PROBLEM DETAILS >> Report each line of the records below that uses the word "title".
Start of PROVIDED MATERIAL
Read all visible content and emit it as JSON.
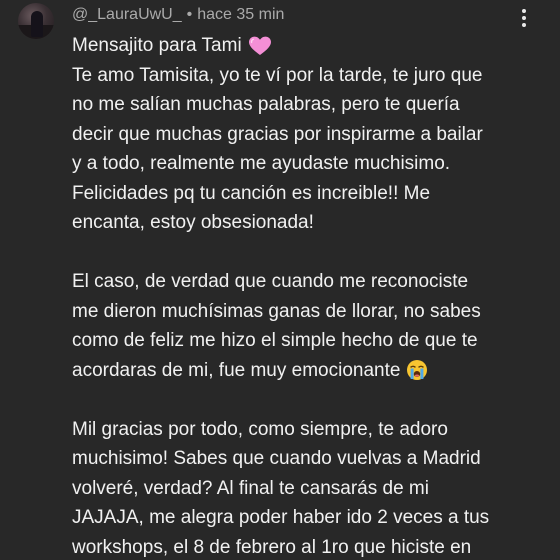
{
  "comment": {
    "username": "@_LauraUwU_",
    "separator": "•",
    "timestamp": "hace 35 min",
    "avatar_icon": "avatar-photo",
    "more_icon": "more-vert-icon",
    "lines": [
      "Mensajito para Tami",
      "Te amo Tamisita, yo te ví por la tarde, te juro que",
      "no me salían muchas palabras, pero te quería",
      "decir que muchas gracias por inspirarme a bailar",
      "y a todo, realmente me ayudaste muchisimo.",
      "Felicidades pq tu canción es increible!! Me",
      "encanta, estoy obsesionada!",
      "",
      "El caso, de verdad que cuando me reconociste",
      "me dieron muchísimas ganas de llorar, no sabes",
      "como de feliz me hizo el simple hecho de que te",
      "acordaras de mi, fue muy emocionante",
      "",
      "Mil gracias por todo, como siempre, te adoro",
      "muchisimo! Sabes que cuando vuelvas a Madrid",
      "volveré, verdad? Al final te cansarás de mi",
      "JAJAJA, me alegra poder haber ido 2 veces a tus",
      "workshops, el 8 de febrero al 1ro que hiciste en"
    ],
    "emoji": {
      "heart": "pink-heart-emoji",
      "crying": "loudly-crying-face-emoji"
    },
    "colors": {
      "background": "#282828",
      "text": "#f1f1f1",
      "meta": "#aaaaaa",
      "heart": "#f48fd6",
      "cry_face": "#f7c531",
      "tears": "#4fa8e8"
    }
  }
}
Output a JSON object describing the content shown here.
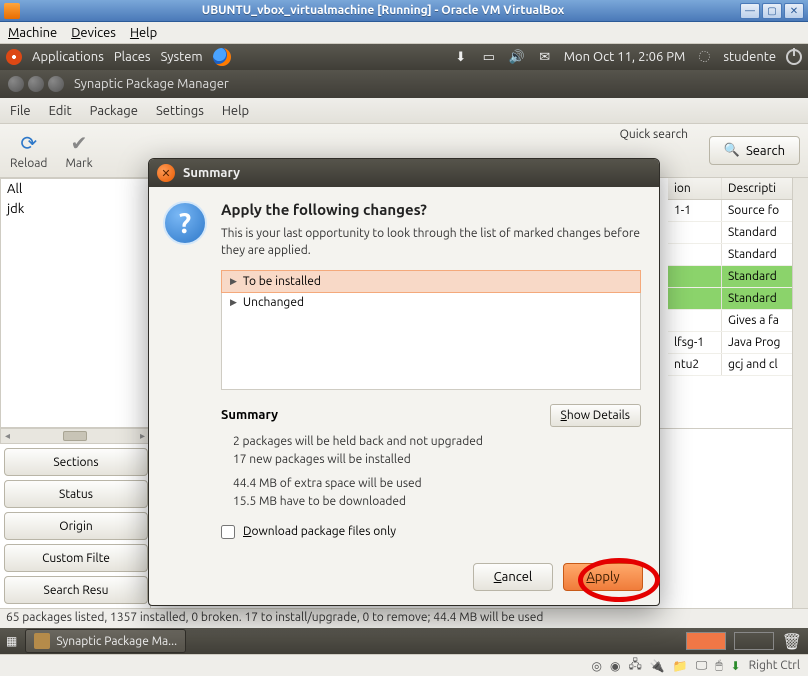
{
  "vbox": {
    "title": "UBUNTU_vbox_virtualmachine [Running] - Oracle VM VirtualBox",
    "menu": {
      "machine": "Machine",
      "devices": "Devices",
      "help": "Help"
    },
    "host_key": "Right Ctrl"
  },
  "gnome_top": {
    "applications": "Applications",
    "places": "Places",
    "system": "System",
    "clock": "Mon Oct 11,  2:06 PM",
    "user": "studente"
  },
  "synaptic": {
    "title": "Synaptic Package Manager",
    "menu": {
      "file": "File",
      "edit": "Edit",
      "package": "Package",
      "settings": "Settings",
      "help": "Help"
    },
    "toolbar": {
      "reload": "Reload",
      "mark": "Mark",
      "quick_search": "Quick search",
      "search": "Search"
    },
    "categories": {
      "all": "All",
      "jdk": "jdk"
    },
    "left_buttons": {
      "sections": "Sections",
      "status": "Status",
      "origin": "Origin",
      "custom": "Custom Filte",
      "search": "Search Resu"
    },
    "columns": {
      "version": "ion",
      "description": "Descripti"
    },
    "rows": [
      {
        "ver": "1-1",
        "desc": "Source fo",
        "green": false
      },
      {
        "ver": "",
        "desc": "Standard",
        "green": false
      },
      {
        "ver": "",
        "desc": "Standard",
        "green": false
      },
      {
        "ver": "",
        "desc": "Standard",
        "green": true
      },
      {
        "ver": "",
        "desc": "Standard",
        "green": true
      },
      {
        "ver": "",
        "desc": "Gives a fa",
        "green": false
      },
      {
        "ver": "lfsg-1",
        "desc": "Java Prog",
        "green": false
      },
      {
        "ver": "ntu2",
        "desc": "gcj and cl",
        "green": false
      }
    ],
    "status": "65 packages listed, 1357 installed, 0 broken. 17 to install/upgrade, 0 to remove; 44.4 MB will be used"
  },
  "dialog": {
    "title": "Summary",
    "heading": "Apply the following changes?",
    "body": "This is your last opportunity to look through the list of marked changes before they are applied.",
    "items": {
      "to_install": "To be installed",
      "unchanged": "Unchanged"
    },
    "summary_label": "Summary",
    "show_details": "Show Details",
    "lines": {
      "l1": "2 packages will be held back and not upgraded",
      "l2": "17 new packages will be installed",
      "l3": "44.4 MB of extra space will be used",
      "l4": "15.5 MB have to be downloaded"
    },
    "download_only": "Download package files only",
    "cancel": "Cancel",
    "apply": "Apply"
  },
  "gnome_bottom": {
    "task": "Synaptic Package Ma..."
  }
}
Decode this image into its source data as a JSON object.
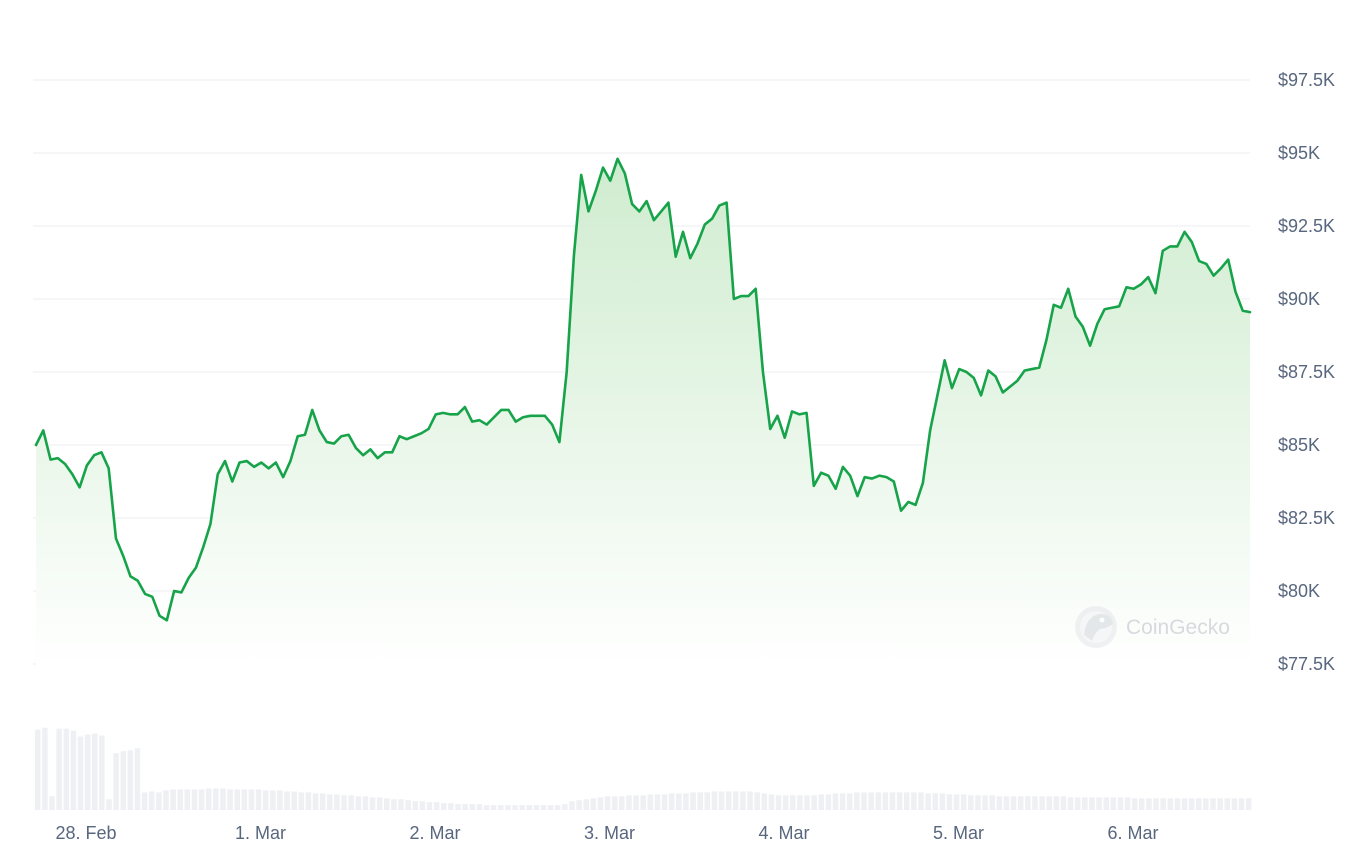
{
  "watermark": {
    "text": "CoinGecko",
    "icon": "gecko-logo-icon"
  },
  "colors": {
    "line": "#16a34a",
    "area_top": "#cfeccf",
    "area_bottom": "#ffffff",
    "grid": "#eceef2",
    "tick_text": "#58667e",
    "volume": "#eff0f3",
    "watermark": "#b9bec7"
  },
  "chart_data": {
    "type": "area",
    "title": "",
    "xlabel": "",
    "ylabel": "",
    "x_range": [
      "27. Feb 21:30",
      "6. Mar 17:30"
    ],
    "ylim": [
      76000,
      98500
    ],
    "y_ticks": [
      {
        "value": 97500,
        "label": "$97.5K"
      },
      {
        "value": 95000,
        "label": "$95K"
      },
      {
        "value": 92500,
        "label": "$92.5K"
      },
      {
        "value": 90000,
        "label": "$90K"
      },
      {
        "value": 87500,
        "label": "$87.5K"
      },
      {
        "value": 85000,
        "label": "$85K"
      },
      {
        "value": 82500,
        "label": "$82.5K"
      },
      {
        "value": 80000,
        "label": "$80K"
      },
      {
        "value": 77500,
        "label": "$77.5K"
      }
    ],
    "x_ticks": [
      {
        "label": "28. Feb",
        "day": 1
      },
      {
        "label": "1. Mar",
        "day": 2
      },
      {
        "label": "2. Mar",
        "day": 3
      },
      {
        "label": "3. Mar",
        "day": 4
      },
      {
        "label": "4. Mar",
        "day": 5
      },
      {
        "label": "5. Mar",
        "day": 6
      },
      {
        "label": "6. Mar",
        "day": 7
      }
    ],
    "grid": true,
    "series": [
      {
        "values": [
          85000,
          85500,
          84500,
          84550,
          84350,
          84000,
          83550,
          84300,
          84650,
          84750,
          84200,
          81800,
          81200,
          80500,
          80350,
          79900,
          79800,
          79150,
          79000,
          80000,
          79950,
          80450,
          80800,
          81500,
          82300,
          84000,
          84450,
          83750,
          84400,
          84450,
          84250,
          84400,
          84200,
          84400,
          83900,
          84450,
          85300,
          85350,
          86200,
          85500,
          85100,
          85050,
          85300,
          85350,
          84900,
          84650,
          84850,
          84550,
          84750,
          84750,
          85300,
          85200,
          85300,
          85400,
          85550,
          86050,
          86100,
          86050,
          86050,
          86300,
          85800,
          85850,
          85700,
          85950,
          86200,
          86200,
          85800,
          85950,
          86000,
          86000,
          86000,
          85700,
          85100,
          87500,
          91500,
          94250,
          93000,
          93700,
          94500,
          94050,
          94800,
          94300,
          93250,
          93000,
          93350,
          92700,
          93000,
          93300,
          91450,
          92300,
          91400,
          91900,
          92550,
          92750,
          93200,
          93300,
          90000,
          90100,
          90100,
          90350,
          87500,
          85550,
          86000,
          85250,
          86150,
          86050,
          86100,
          83600,
          84050,
          83950,
          83500,
          84250,
          83950,
          83250,
          83900,
          83850,
          83950,
          83900,
          83750,
          82750,
          83050,
          82950,
          83700,
          85500,
          86700,
          87900,
          86950,
          87600,
          87500,
          87300,
          86700,
          87550,
          87350,
          86800,
          87000,
          87200,
          87550,
          87600,
          87650,
          88600,
          89800,
          89700,
          90350,
          89400,
          89050,
          88400,
          89150,
          89650,
          89700,
          89750,
          90400,
          90350,
          90500,
          90750,
          90200,
          91650,
          91800,
          91800,
          92300,
          91950,
          91300,
          91200,
          90800,
          91050,
          91350,
          90250,
          89600,
          89550
        ],
        "volume": [
          0.82,
          0.84,
          0.14,
          0.83,
          0.83,
          0.81,
          0.75,
          0.77,
          0.78,
          0.76,
          0.11,
          0.58,
          0.6,
          0.61,
          0.63,
          0.18,
          0.19,
          0.18,
          0.2,
          0.21,
          0.21,
          0.21,
          0.21,
          0.21,
          0.22,
          0.22,
          0.22,
          0.21,
          0.21,
          0.21,
          0.21,
          0.21,
          0.2,
          0.2,
          0.2,
          0.19,
          0.19,
          0.18,
          0.18,
          0.17,
          0.17,
          0.16,
          0.16,
          0.15,
          0.15,
          0.14,
          0.14,
          0.13,
          0.13,
          0.12,
          0.11,
          0.11,
          0.1,
          0.09,
          0.09,
          0.08,
          0.08,
          0.07,
          0.07,
          0.06,
          0.06,
          0.06,
          0.06,
          0.05,
          0.05,
          0.05,
          0.05,
          0.05,
          0.05,
          0.05,
          0.05,
          0.05,
          0.05,
          0.05,
          0.06,
          0.09,
          0.1,
          0.11,
          0.12,
          0.13,
          0.14,
          0.14,
          0.14,
          0.15,
          0.15,
          0.15,
          0.16,
          0.16,
          0.16,
          0.17,
          0.17,
          0.17,
          0.18,
          0.18,
          0.18,
          0.19,
          0.19,
          0.19,
          0.19,
          0.19,
          0.19,
          0.18,
          0.17,
          0.16,
          0.15,
          0.15,
          0.15,
          0.15,
          0.15,
          0.15,
          0.16,
          0.16,
          0.17,
          0.17,
          0.17,
          0.18,
          0.18,
          0.18,
          0.18,
          0.18,
          0.18,
          0.18,
          0.18,
          0.18,
          0.18,
          0.17,
          0.17,
          0.17,
          0.16,
          0.16,
          0.16,
          0.15,
          0.15,
          0.15,
          0.15,
          0.14,
          0.14,
          0.14,
          0.14,
          0.14,
          0.14,
          0.14,
          0.14,
          0.14,
          0.14,
          0.13,
          0.13,
          0.13,
          0.13,
          0.13,
          0.13,
          0.13,
          0.13,
          0.13,
          0.12,
          0.12,
          0.12,
          0.12,
          0.12,
          0.12,
          0.12,
          0.12,
          0.12,
          0.12,
          0.12,
          0.12,
          0.12,
          0.12,
          0.12,
          0.12,
          0.12
        ]
      }
    ]
  }
}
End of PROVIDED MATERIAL
SOLUTION TO THIS EXERCISE >>
    "title": "UBUNTU_vbox_virtualmachine [Running] - Oracle VM VirtualBox",
    "title": "Synaptic Package Manager",
    "title": "Summary",
    "title": "",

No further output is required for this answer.